Go through the entries below. Copy out every line that contains "into".

(Dataset entries)
- Opening Delimiter -

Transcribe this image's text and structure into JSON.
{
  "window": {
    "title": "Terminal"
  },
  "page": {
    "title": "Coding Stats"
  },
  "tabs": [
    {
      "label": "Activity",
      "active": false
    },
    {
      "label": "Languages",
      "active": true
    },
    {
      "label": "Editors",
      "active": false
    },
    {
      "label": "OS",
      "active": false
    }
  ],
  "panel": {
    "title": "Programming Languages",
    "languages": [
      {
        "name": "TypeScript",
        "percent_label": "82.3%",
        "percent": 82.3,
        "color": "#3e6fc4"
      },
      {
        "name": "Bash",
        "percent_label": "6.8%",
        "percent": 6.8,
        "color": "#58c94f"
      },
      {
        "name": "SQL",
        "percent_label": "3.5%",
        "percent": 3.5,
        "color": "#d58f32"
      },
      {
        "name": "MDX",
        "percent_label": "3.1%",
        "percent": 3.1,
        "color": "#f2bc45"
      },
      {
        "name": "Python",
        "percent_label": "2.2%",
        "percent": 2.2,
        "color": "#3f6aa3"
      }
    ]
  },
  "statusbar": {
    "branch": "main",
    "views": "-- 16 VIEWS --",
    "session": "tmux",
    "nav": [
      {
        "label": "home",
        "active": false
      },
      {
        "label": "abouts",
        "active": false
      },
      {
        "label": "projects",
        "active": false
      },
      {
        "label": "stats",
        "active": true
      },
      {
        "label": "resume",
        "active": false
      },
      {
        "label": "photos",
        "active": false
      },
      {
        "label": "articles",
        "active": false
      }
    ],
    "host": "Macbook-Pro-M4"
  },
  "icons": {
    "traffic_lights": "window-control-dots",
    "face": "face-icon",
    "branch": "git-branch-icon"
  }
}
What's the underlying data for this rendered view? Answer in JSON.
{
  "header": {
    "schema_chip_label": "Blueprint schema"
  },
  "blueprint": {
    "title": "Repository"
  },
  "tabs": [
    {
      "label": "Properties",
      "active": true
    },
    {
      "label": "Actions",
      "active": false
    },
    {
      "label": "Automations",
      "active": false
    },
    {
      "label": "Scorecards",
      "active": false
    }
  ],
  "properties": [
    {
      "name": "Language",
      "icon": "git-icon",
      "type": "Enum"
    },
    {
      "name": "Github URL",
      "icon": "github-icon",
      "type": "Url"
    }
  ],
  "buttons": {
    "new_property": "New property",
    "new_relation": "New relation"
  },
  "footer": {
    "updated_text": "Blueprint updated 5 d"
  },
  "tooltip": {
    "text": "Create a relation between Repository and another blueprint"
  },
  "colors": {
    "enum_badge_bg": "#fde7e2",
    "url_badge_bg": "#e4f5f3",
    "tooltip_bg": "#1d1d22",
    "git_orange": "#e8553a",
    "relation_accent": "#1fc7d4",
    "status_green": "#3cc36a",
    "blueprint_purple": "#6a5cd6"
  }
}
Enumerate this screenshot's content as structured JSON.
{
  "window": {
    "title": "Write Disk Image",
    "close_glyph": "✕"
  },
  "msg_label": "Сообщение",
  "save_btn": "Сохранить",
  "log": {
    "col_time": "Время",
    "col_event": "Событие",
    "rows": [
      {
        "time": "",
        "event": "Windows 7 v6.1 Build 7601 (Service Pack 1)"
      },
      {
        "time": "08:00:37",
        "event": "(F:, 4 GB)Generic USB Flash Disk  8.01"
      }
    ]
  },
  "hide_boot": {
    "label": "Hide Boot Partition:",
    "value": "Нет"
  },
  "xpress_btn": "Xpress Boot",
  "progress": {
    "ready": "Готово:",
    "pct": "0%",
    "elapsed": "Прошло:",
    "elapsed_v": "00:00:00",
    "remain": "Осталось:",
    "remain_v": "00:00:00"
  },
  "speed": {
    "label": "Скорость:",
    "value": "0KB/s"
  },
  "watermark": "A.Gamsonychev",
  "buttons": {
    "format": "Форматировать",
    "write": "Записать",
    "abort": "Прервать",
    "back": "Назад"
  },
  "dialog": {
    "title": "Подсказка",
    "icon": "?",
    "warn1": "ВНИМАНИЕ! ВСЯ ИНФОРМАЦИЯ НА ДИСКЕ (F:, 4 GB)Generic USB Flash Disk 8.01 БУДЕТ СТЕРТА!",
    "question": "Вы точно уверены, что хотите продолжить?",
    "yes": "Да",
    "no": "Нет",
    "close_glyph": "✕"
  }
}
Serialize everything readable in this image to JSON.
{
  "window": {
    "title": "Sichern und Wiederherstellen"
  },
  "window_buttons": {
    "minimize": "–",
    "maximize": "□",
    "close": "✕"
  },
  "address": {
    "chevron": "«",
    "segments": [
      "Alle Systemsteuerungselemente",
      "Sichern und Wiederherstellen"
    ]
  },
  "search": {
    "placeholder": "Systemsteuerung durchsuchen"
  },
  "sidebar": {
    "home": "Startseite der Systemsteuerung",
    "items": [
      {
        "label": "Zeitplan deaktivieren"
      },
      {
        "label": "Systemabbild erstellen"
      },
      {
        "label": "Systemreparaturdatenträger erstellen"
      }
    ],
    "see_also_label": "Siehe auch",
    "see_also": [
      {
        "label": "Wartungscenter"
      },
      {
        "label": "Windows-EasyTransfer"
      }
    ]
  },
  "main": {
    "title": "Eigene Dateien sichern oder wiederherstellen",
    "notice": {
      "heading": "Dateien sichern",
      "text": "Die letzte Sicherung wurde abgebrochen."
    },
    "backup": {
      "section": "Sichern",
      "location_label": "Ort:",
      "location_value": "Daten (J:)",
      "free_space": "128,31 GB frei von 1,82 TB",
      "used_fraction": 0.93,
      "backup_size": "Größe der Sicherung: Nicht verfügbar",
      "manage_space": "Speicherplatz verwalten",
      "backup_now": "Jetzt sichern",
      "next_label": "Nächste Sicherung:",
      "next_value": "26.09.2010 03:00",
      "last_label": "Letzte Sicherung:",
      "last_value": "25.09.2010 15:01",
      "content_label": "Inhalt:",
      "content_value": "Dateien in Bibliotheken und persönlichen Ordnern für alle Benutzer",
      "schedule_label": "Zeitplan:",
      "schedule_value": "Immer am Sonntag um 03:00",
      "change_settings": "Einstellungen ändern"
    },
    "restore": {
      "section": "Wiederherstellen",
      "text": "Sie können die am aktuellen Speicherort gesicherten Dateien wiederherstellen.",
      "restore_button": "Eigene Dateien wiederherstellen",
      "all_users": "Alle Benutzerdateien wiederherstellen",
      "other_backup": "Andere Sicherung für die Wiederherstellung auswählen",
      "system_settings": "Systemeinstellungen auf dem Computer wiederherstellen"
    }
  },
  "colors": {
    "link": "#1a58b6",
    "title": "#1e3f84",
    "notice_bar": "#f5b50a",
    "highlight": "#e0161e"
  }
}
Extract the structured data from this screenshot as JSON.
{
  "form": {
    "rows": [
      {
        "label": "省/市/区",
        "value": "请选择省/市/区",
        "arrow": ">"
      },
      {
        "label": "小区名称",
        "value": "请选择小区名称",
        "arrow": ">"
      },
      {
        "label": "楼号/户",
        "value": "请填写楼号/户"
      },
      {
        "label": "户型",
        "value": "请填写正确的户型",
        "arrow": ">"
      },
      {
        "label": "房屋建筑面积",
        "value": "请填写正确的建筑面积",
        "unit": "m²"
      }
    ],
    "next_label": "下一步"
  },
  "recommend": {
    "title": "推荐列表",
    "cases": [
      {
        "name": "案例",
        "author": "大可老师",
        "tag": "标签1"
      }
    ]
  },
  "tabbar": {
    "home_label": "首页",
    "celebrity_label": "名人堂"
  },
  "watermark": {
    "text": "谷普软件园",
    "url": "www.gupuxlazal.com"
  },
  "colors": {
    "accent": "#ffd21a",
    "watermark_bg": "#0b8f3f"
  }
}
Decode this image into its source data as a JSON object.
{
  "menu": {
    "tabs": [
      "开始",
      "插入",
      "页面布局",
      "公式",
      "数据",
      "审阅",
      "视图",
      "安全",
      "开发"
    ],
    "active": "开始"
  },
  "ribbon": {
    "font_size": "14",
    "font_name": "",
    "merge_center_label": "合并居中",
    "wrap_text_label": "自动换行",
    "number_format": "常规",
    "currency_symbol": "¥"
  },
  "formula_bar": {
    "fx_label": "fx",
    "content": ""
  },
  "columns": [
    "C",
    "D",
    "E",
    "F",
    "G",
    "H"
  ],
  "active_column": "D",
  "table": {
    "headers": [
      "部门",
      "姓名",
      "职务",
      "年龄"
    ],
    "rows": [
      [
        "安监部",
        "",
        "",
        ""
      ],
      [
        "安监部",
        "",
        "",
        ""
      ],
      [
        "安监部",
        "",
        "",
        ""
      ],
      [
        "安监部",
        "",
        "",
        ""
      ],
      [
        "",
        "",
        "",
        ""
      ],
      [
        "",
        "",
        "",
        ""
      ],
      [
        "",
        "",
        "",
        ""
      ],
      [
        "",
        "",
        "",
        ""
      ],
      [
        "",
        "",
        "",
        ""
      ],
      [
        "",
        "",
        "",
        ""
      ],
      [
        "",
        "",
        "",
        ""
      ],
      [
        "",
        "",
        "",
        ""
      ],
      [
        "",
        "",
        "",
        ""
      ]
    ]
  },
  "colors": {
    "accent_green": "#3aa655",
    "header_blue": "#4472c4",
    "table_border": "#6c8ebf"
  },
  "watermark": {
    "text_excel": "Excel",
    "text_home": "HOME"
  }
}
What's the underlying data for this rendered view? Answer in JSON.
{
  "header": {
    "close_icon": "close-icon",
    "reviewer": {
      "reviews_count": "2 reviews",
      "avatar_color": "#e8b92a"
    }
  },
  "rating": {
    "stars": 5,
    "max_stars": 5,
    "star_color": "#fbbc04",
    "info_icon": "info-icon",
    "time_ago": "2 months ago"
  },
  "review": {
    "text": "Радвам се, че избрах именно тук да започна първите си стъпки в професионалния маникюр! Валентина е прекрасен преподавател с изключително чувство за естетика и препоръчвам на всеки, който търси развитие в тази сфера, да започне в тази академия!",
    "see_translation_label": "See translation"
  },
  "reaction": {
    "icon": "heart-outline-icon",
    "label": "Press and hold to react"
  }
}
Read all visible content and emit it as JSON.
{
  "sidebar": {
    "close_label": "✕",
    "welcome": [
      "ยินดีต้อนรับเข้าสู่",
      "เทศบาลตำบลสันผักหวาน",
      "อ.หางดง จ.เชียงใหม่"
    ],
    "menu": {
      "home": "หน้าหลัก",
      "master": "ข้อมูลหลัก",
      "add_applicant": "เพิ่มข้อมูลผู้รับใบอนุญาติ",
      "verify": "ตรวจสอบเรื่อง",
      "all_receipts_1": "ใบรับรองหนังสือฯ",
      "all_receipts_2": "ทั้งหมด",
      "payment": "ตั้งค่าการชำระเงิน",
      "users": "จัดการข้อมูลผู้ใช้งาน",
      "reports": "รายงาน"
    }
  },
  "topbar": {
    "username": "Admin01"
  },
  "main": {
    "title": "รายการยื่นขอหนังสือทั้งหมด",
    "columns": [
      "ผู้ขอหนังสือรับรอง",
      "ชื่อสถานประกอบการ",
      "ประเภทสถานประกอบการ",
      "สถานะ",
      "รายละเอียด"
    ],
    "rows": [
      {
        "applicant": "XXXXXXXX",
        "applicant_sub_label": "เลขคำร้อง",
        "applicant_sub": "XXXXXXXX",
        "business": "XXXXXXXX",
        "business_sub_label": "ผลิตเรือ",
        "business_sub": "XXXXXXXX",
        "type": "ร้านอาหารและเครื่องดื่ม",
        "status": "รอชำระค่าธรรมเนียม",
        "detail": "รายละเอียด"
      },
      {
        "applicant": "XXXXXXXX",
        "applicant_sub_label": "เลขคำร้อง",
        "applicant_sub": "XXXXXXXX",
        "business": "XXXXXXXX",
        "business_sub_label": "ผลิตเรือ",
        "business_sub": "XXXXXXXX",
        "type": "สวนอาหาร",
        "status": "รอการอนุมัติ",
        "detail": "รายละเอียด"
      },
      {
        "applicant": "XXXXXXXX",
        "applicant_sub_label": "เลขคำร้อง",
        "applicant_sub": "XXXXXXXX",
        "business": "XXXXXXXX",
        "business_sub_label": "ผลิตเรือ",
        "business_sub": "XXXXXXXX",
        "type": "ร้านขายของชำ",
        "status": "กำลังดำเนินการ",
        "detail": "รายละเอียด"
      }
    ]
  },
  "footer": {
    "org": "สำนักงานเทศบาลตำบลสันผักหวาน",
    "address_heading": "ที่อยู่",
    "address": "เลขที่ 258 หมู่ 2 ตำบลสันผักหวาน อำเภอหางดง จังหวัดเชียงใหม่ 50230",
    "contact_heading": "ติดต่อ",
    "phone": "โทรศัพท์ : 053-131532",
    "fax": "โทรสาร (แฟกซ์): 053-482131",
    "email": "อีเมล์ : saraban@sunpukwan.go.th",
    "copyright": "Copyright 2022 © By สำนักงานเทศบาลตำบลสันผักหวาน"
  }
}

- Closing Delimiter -

## Answer space
Transcribe this image's text and structure into JSON.
Decode this image into its source data as a JSON object.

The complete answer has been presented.